I think it’s fair to say that most of us in this industry at least started out taking over someone else’s project. The original developer left long before you got there, leaving you to figure out what’s what.
Some of us are still in that position, or find ourselves back in that position at some point. So if you can take the time to inventory all of your SmartForms objects at the start, you can let your shiny new object relational management (ORM) database do a lot of your grunt work for you later on.
I recently found myself in a situation where I was going to have to comb through all of the solution’s SmartForms and SmartForm Views looking for rules that broke during the software upgrade. So I figured I’d take advantage of the situation by creating an ORM database to record the relationships each of these objects share.
I used Microsoft SQL Server for this just out of convenience, but the RDBMS really doesn’t matter. I started by creating three database tables — one for object types, one for objects, and one to map the relationships between and among the objects. Here are the highlights, based on trial and error:
The ObjectType table simply contains the types “Form”, “View”, and “SmO” (standing for SmartObject).
Include in your Object table design the object’s name, its system name, and its category path (e.g., “(project name)\Forms”). The combination of the three will help you differentiate between current and old versions, and will help you distinguish among similarly-named objects in different categories. (This is particularly helpful if subcategories were created for different versions, like “Beta” or “Testing”.)

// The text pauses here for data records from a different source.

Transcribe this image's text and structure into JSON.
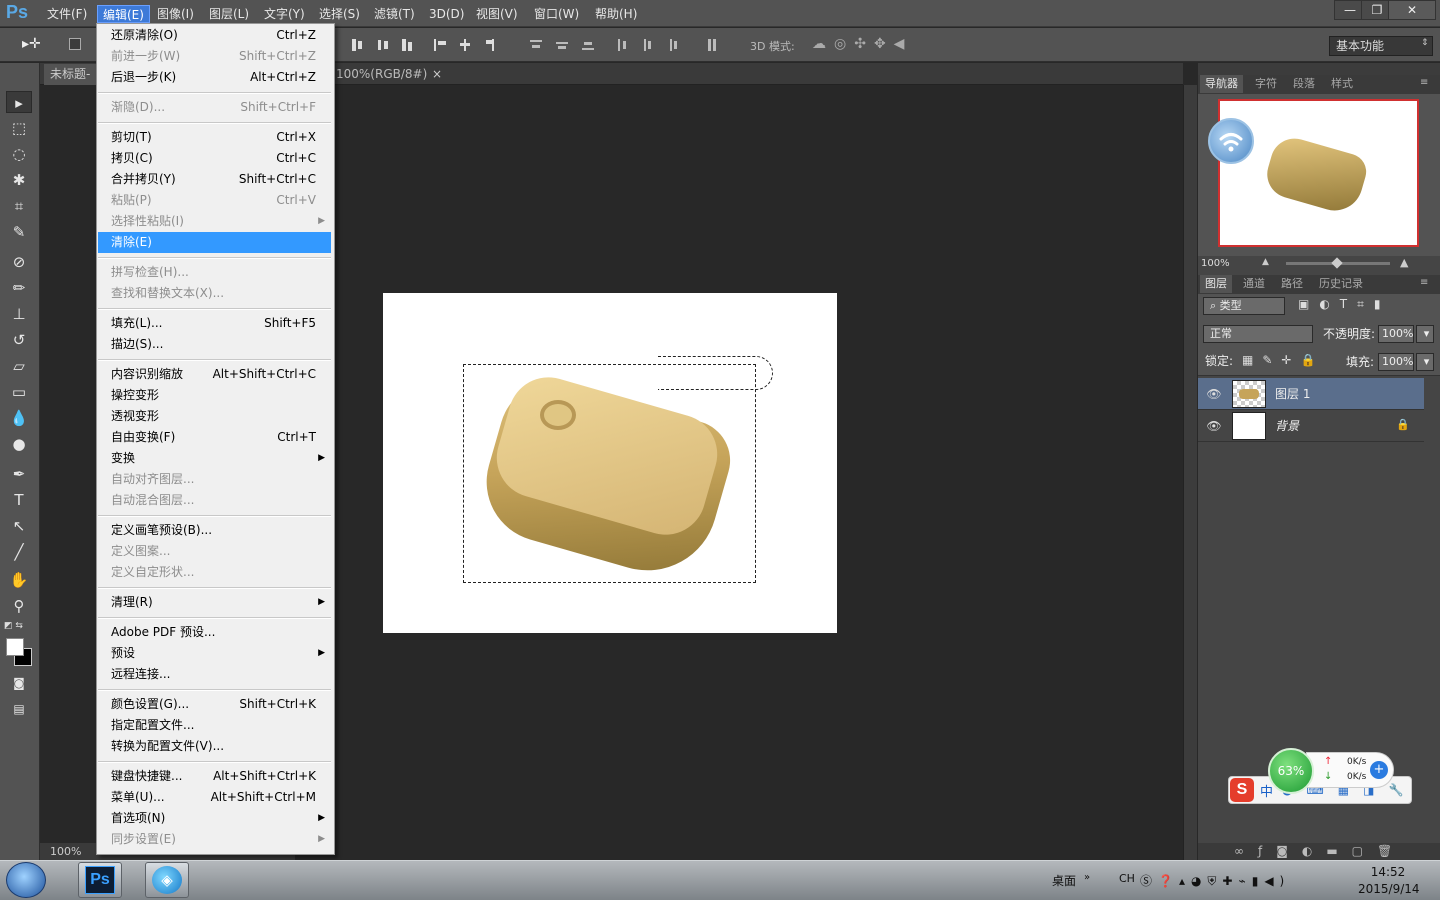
{
  "app": {
    "logo": "Ps"
  },
  "menubar": {
    "items": [
      "文件(F)",
      "编辑(E)",
      "图像(I)",
      "图层(L)",
      "文字(Y)",
      "选择(S)",
      "滤镜(T)",
      "3D(D)",
      "视图(V)",
      "窗口(W)",
      "帮助(H)"
    ],
    "active_index": 1
  },
  "window_controls": {
    "minimize": "—",
    "restore": "❐",
    "close": "✕"
  },
  "options_bar": {
    "mode_label": "3D 模式:",
    "workspace": "基本功能"
  },
  "document": {
    "tab1": "未标题-",
    "tab2": "100%(RGB/8#)",
    "close_icon": "×"
  },
  "status": {
    "zoom": "100%"
  },
  "edit_menu": {
    "items": [
      {
        "label": "还原清除(O)",
        "shortcut": "Ctrl+Z",
        "disabled": false
      },
      {
        "label": "前进一步(W)",
        "shortcut": "Shift+Ctrl+Z",
        "disabled": true
      },
      {
        "label": "后退一步(K)",
        "shortcut": "Alt+Ctrl+Z",
        "disabled": false
      },
      {
        "sep": true
      },
      {
        "label": "渐隐(D)...",
        "shortcut": "Shift+Ctrl+F",
        "disabled": true
      },
      {
        "sep": true
      },
      {
        "label": "剪切(T)",
        "shortcut": "Ctrl+X",
        "disabled": false
      },
      {
        "label": "拷贝(C)",
        "shortcut": "Ctrl+C",
        "disabled": false
      },
      {
        "label": "合并拷贝(Y)",
        "shortcut": "Shift+Ctrl+C",
        "disabled": false
      },
      {
        "label": "粘贴(P)",
        "shortcut": "Ctrl+V",
        "disabled": true
      },
      {
        "label": "选择性粘贴(I)",
        "shortcut": "",
        "disabled": true,
        "submenu": true
      },
      {
        "label": "清除(E)",
        "shortcut": "",
        "disabled": false,
        "highlighted": true
      },
      {
        "sep": true
      },
      {
        "label": "拼写检查(H)...",
        "shortcut": "",
        "disabled": true
      },
      {
        "label": "查找和替换文本(X)...",
        "shortcut": "",
        "disabled": true
      },
      {
        "sep": true
      },
      {
        "label": "填充(L)...",
        "shortcut": "Shift+F5",
        "disabled": false
      },
      {
        "label": "描边(S)...",
        "shortcut": "",
        "disabled": false
      },
      {
        "sep": true
      },
      {
        "label": "内容识别缩放",
        "shortcut": "Alt+Shift+Ctrl+C",
        "disabled": false
      },
      {
        "label": "操控变形",
        "shortcut": "",
        "disabled": false
      },
      {
        "label": "透视变形",
        "shortcut": "",
        "disabled": false
      },
      {
        "label": "自由变换(F)",
        "shortcut": "Ctrl+T",
        "disabled": false
      },
      {
        "label": "变换",
        "shortcut": "",
        "disabled": false,
        "submenu": true
      },
      {
        "label": "自动对齐图层...",
        "shortcut": "",
        "disabled": true
      },
      {
        "label": "自动混合图层...",
        "shortcut": "",
        "disabled": true
      },
      {
        "sep": true
      },
      {
        "label": "定义画笔预设(B)...",
        "shortcut": "",
        "disabled": false
      },
      {
        "label": "定义图案...",
        "shortcut": "",
        "disabled": true
      },
      {
        "label": "定义自定形状...",
        "shortcut": "",
        "disabled": true
      },
      {
        "sep": true
      },
      {
        "label": "清理(R)",
        "shortcut": "",
        "disabled": false,
        "submenu": true
      },
      {
        "sep": true
      },
      {
        "label": "Adobe PDF 预设...",
        "shortcut": "",
        "disabled": false
      },
      {
        "label": "预设",
        "shortcut": "",
        "disabled": false,
        "submenu": true
      },
      {
        "label": "远程连接...",
        "shortcut": "",
        "disabled": false
      },
      {
        "sep": true
      },
      {
        "label": "颜色设置(G)...",
        "shortcut": "Shift+Ctrl+K",
        "disabled": false
      },
      {
        "label": "指定配置文件...",
        "shortcut": "",
        "disabled": false
      },
      {
        "label": "转换为配置文件(V)...",
        "shortcut": "",
        "disabled": false
      },
      {
        "sep": true
      },
      {
        "label": "键盘快捷键...",
        "shortcut": "Alt+Shift+Ctrl+K",
        "disabled": false
      },
      {
        "label": "菜单(U)...",
        "shortcut": "Alt+Shift+Ctrl+M",
        "disabled": false
      },
      {
        "label": "首选项(N)",
        "shortcut": "",
        "disabled": false,
        "submenu": true
      },
      {
        "label": "同步设置(E)",
        "shortcut": "",
        "disabled": true,
        "submenu": true
      }
    ]
  },
  "navigator": {
    "tabs": [
      "导航器",
      "字符",
      "段落",
      "样式"
    ],
    "zoom": "100%"
  },
  "layers_panel": {
    "tabs": [
      "图层",
      "通道",
      "路径",
      "历史记录"
    ],
    "filter": "类型",
    "blend_mode": "正常",
    "opacity_label": "不透明度:",
    "opacity": "100%",
    "lock_label": "锁定:",
    "fill_label": "填充:",
    "fill": "100%",
    "layers": [
      {
        "name": "图层 1",
        "selected": true
      },
      {
        "name": "背景",
        "selected": false
      }
    ]
  },
  "net_widget": {
    "percent": "63%",
    "up": "0K/s",
    "down": "0K/s"
  },
  "ime": {
    "lang": "中"
  },
  "taskbar": {
    "desktop": "桌面",
    "lang": "CH",
    "time": "14:52",
    "date": "2015/9/14"
  },
  "colors": {
    "menu_highlight": "#3399ff",
    "ps_blue": "#3aa0ff",
    "selection_red": "#d03030"
  }
}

— And don’t forget to include a column for the ObjectTypeID.
My Relationship table has a series of six columnns, all of type INT. They contain the IDs of the objects from the Object table. I named these columns FormID, ViewID, SmOID, SubformID, SubviewID, and ContentObjectID. The first three seem pretty obvious — the FormID column will hold the ObjectID of an object with the Form ObjectType, and so forth. The next three may not be so obvious: The SubformID column will hold an ObjectID of an object with the Form ObjectType, describing the relationship between some form or view and a form being used as a subform. The same goes with the SubviewID column. This last one — ContentObjectID — describes a form or view being exposed through a Content Control.
- My only remaining discomfort with my schema is that I don’t have the ability to accurately describe this relationship: Given a form (“F”) with multiple views (“V1” and “V2”), and these views have SmartObject methods; a form rule is implemented on an event for V1 (to override some of the view’s actions). The form action directs V2 to execute a method. Given the relationship structure I described above, I have to make a choice on which view to describe. In this scenario, I chose V1.
With everything I just provided, you ought to be able to blow through creating that schema, as long as you’re comfortable with the flaw I disclosed. The hard part is actually going through every SmartForm and View and mapping them all.
I started at the top of my project category and worked my way down: first recording the metadata of the first form in my Object table, then recording the metadata of the views attached to that form, then recording the relationships. If the form’s ObjectID is 1 and that form has three views with ObjectID’s 2, 3, and 4, then your relationship table ought to look like this:
Next, I looked at the form rules, looking for actions that directly executed SmartObject methods or for actions on view rules that executed either View methods or the methods of SmartObjects not related to the view. Finding them meant creating a record in the Object table and then a record in the Relationship table.
if FormID 1 executes a method on SmOID 5 in the form, the relationship would look like this:
So if FormID 1 tells ViewID 2 to execute a method on SmOID 6, the relationship would look like this:
Next, I look at those views (ViewID 2, 3 and 4), and find their SmartObject associations, starting with the ones I can see in the Category tree and then going into the view rules looking for others.
So let’s say SmoID 6 is attached to ViewID 2, meaning the view is a list view based on that SmartObject. The relationship would look like this:
And now we know that ViewID 2 has its own relationship with SmOID 6, and that FormID 1 directs ViewID 2 to execute a method on SmOID 6.
I think you’re stacking the wood that I’m sawing here.
Putting together an ORM isn’t exactly fun. It took me two weeks to get through everything in my solution — but what is fun is using it to gain valuable insight into an application. With ORM, answers to questions like “How many places is this SmartObject called?” or “How many forms call this view?” are just a query away.